SUPPLIED MATERIAL:

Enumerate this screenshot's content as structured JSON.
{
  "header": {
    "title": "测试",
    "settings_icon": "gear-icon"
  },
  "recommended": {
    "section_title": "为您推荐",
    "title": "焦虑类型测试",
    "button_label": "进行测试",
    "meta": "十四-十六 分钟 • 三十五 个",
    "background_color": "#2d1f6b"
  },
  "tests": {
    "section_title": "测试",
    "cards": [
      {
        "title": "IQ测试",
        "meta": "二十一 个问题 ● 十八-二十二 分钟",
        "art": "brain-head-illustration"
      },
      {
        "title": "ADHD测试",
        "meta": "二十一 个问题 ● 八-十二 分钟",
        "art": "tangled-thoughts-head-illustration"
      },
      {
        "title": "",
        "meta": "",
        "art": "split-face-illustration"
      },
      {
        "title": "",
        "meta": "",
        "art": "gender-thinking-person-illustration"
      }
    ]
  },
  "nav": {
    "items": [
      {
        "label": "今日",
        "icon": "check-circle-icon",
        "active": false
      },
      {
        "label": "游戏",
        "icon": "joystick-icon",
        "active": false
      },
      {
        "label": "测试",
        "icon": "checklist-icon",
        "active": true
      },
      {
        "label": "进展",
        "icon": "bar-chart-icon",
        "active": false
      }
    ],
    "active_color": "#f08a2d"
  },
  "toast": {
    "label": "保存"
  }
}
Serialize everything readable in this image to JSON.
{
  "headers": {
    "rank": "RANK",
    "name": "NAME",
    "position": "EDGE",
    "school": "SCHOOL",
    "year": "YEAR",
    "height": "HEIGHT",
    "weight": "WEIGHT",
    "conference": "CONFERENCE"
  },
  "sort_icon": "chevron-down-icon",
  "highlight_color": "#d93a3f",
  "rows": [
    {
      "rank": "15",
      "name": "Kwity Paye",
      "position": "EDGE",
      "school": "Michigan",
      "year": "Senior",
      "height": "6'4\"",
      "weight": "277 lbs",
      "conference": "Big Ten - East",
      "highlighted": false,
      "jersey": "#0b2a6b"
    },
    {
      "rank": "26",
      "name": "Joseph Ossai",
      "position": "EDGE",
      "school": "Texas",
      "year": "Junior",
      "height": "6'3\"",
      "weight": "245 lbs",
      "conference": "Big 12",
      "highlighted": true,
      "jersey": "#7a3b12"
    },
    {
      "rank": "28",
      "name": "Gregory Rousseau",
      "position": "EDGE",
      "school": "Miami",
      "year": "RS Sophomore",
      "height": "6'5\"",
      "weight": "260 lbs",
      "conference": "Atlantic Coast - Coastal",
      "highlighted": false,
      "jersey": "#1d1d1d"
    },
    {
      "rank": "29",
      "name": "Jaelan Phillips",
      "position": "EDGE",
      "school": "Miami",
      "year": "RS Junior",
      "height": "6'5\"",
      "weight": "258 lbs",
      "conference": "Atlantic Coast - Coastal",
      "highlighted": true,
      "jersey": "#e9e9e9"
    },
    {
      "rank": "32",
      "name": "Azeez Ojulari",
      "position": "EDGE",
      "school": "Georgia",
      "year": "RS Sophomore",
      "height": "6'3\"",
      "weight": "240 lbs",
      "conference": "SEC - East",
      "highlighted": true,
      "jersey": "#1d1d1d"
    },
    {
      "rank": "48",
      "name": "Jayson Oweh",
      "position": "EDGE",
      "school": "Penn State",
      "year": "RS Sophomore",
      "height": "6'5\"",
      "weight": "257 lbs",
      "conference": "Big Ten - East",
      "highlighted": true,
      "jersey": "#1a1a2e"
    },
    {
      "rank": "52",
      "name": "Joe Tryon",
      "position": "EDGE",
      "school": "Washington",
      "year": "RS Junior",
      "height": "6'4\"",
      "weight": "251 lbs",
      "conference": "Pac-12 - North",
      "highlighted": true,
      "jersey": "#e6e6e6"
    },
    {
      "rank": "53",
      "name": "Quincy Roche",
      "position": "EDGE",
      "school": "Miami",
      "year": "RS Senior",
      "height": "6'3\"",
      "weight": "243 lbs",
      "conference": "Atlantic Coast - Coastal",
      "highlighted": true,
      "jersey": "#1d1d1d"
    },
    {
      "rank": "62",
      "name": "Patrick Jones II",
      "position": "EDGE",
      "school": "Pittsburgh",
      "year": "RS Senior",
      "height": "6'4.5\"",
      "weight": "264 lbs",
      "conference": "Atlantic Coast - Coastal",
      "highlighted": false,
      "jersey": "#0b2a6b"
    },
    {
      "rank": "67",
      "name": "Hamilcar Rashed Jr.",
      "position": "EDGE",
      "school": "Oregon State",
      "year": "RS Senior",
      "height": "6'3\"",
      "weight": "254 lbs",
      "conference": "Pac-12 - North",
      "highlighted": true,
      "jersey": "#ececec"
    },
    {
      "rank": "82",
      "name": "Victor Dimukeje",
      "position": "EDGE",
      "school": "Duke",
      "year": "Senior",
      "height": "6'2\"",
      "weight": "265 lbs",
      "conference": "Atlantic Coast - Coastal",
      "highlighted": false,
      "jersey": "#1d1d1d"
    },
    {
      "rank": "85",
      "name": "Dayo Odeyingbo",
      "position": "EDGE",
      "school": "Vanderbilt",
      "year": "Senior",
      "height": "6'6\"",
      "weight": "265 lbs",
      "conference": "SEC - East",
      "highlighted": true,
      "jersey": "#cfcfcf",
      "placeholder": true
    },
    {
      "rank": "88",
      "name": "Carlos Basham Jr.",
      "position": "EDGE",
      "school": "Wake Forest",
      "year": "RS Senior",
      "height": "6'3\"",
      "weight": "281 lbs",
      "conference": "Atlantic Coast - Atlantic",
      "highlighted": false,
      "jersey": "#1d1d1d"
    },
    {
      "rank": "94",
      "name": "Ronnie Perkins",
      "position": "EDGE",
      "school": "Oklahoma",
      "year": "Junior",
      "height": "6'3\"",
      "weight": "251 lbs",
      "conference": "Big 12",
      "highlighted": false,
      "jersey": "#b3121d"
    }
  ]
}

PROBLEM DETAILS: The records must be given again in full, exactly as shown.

TASK RESPONSE:
Enumerate this screenshot's content as structured JSON.
{
  "header": {
    "title": "测试",
    "settings_icon": "gear-icon"
  },
  "recommended": {
    "section_title": "为您推荐",
    "title": "焦虑类型测试",
    "button_label": "进行测试",
    "meta": "十四-十六 分钟 • 三十五 个",
    "background_color": "#2d1f6b"
  },
  "tests": {
    "section_title": "测试",
    "cards": [
      {
        "title": "IQ测试",
        "meta": "二十一 个问题 ● 十八-二十二 分钟",
        "art": "brain-head-illustration"
      },
      {
        "title": "ADHD测试",
        "meta": "二十一 个问题 ● 八-十二 分钟",
        "art": "tangled-thoughts-head-illustration"
      },
      {
        "title": "",
        "meta": "",
        "art": "split-face-illustration"
      },
      {
        "title": "",
        "meta": "",
        "art": "gender-thinking-person-illustration"
      }
    ]
  },
  "nav": {
    "items": [
      {
        "label": "今日",
        "icon": "check-circle-icon",
        "active": false
      },
      {
        "label": "游戏",
        "icon": "joystick-icon",
        "active": false
      },
      {
        "label": "测试",
        "icon": "checklist-icon",
        "active": true
      },
      {
        "label": "进展",
        "icon": "bar-chart-icon",
        "active": false
      }
    ],
    "active_color": "#f08a2d"
  },
  "toast": {
    "label": "保存"
  }
}
Serialize everything readable in this image to JSON.
{
  "headers": {
    "rank": "RANK",
    "name": "NAME",
    "position": "EDGE",
    "school": "SCHOOL",
    "year": "YEAR",
    "height": "HEIGHT",
    "weight": "WEIGHT",
    "conference": "CONFERENCE"
  },
  "sort_icon": "chevron-down-icon",
  "highlight_color": "#d93a3f",
  "rows": [
    {
      "rank": "15",
      "name": "Kwity Paye",
      "position": "EDGE",
      "school": "Michigan",
      "year": "Senior",
      "height": "6'4\"",
      "weight": "277 lbs",
      "conference": "Big Ten - East",
      "highlighted": false,
      "jersey": "#0b2a6b"
    },
    {
      "rank": "26",
      "name": "Joseph Ossai",
      "position": "EDGE",
      "school": "Texas",
      "year": "Junior",
      "height": "6'3\"",
      "weight": "245 lbs",
      "conference": "Big 12",
      "highlighted": true,
      "jersey": "#7a3b12"
    },
    {
      "rank": "28",
      "name": "Gregory Rousseau",
      "position": "EDGE",
      "school": "Miami",
      "year": "RS Sophomore",
      "height": "6'5\"",
      "weight": "260 lbs",
      "conference": "Atlantic Coast - Coastal",
      "highlighted": false,
      "jersey": "#1d1d1d"
    },
    {
      "rank": "29",
      "name": "Jaelan Phillips",
      "position": "EDGE",
      "school": "Miami",
      "year": "RS Junior",
      "height": "6'5\"",
      "weight": "258 lbs",
      "conference": "Atlantic Coast - Coastal",
      "highlighted": true,
      "jersey": "#e9e9e9"
    },
    {
      "rank": "32",
      "name": "Azeez Ojulari",
      "position": "EDGE",
      "school": "Georgia",
      "year": "RS Sophomore",
      "height": "6'3\"",
      "weight": "240 lbs",
      "conference": "SEC - East",
      "highlighted": true,
      "jersey": "#1d1d1d"
    },
    {
      "rank": "48",
      "name": "Jayson Oweh",
      "position": "EDGE",
      "school": "Penn State",
      "year": "RS Sophomore",
      "height": "6'5\"",
      "weight": "257 lbs",
      "conference": "Big Ten - East",
      "highlighted": true,
      "jersey": "#1a1a2e"
    },
    {
      "rank": "52",
      "name": "Joe Tryon",
      "position": "EDGE",
      "school": "Washington",
      "year": "RS Junior",
      "height": "6'4\"",
      "weight": "251 lbs",
      "conference": "Pac-12 - North",
      "highlighted": true,
      "jersey": "#e6e6e6"
    },
    {
      "rank": "53",
      "name": "Quincy Roche",
      "position": "EDGE",
      "school": "Miami",
      "year": "RS Senior",
      "height": "6'3\"",
      "weight": "243 lbs",
      "conference": "Atlantic Coast - Coastal",
      "highlighted": true,
      "jersey": "#1d1d1d"
    },
    {
      "rank": "62",
      "name": "Patrick Jones II",
      "position": "EDGE",
      "school": "Pittsburgh",
      "year": "RS Senior",
      "height": "6'4.5\"",
      "weight": "264 lbs",
      "conference": "Atlantic Coast - Coastal",
      "highlighted": false,
      "jersey": "#0b2a6b"
    },
    {
      "rank": "67",
      "name": "Hamilcar Rashed Jr.",
      "position": "EDGE",
      "school": "Oregon State",
      "year": "RS Senior",
      "height": "6'3\"",
      "weight": "254 lbs",
      "conference": "Pac-12 - North",
      "highlighted": true,
      "jersey": "#ececec"
    },
    {
      "rank": "82",
      "name": "Victor Dimukeje",
      "position": "EDGE",
      "school": "Duke",
      "year": "Senior",
      "height": "6'2\"",
      "weight": "265 lbs",
      "conference": "Atlantic Coast - Coastal",
      "highlighted": false,
      "jersey": "#1d1d1d"
    },
    {
      "rank": "85",
      "name": "Dayo Odeyingbo",
      "position": "EDGE",
      "school": "Vanderbilt",
      "year": "Senior",
      "height": "6'6\"",
      "weight": "265 lbs",
      "conference": "SEC - East",
      "highlighted": true,
      "jersey": "#cfcfcf",
      "placeholder": true
    },
    {
      "rank": "88",
      "name": "Carlos Basham Jr.",
      "position": "EDGE",
      "school": "Wake Forest",
      "year": "RS Senior",
      "height": "6'3\"",
      "weight": "281 lbs",
      "conference": "Atlantic Coast - Atlantic",
      "highlighted": false,
      "jersey": "#1d1d1d"
    },
    {
      "rank": "94",
      "name": "Ronnie Perkins",
      "position": "EDGE",
      "school": "Oklahoma",
      "year": "Junior",
      "height": "6'3\"",
      "weight": "251 lbs",
      "conference": "Big 12",
      "highlighted": false,
      "jersey": "#b3121d"
    }
  ]
}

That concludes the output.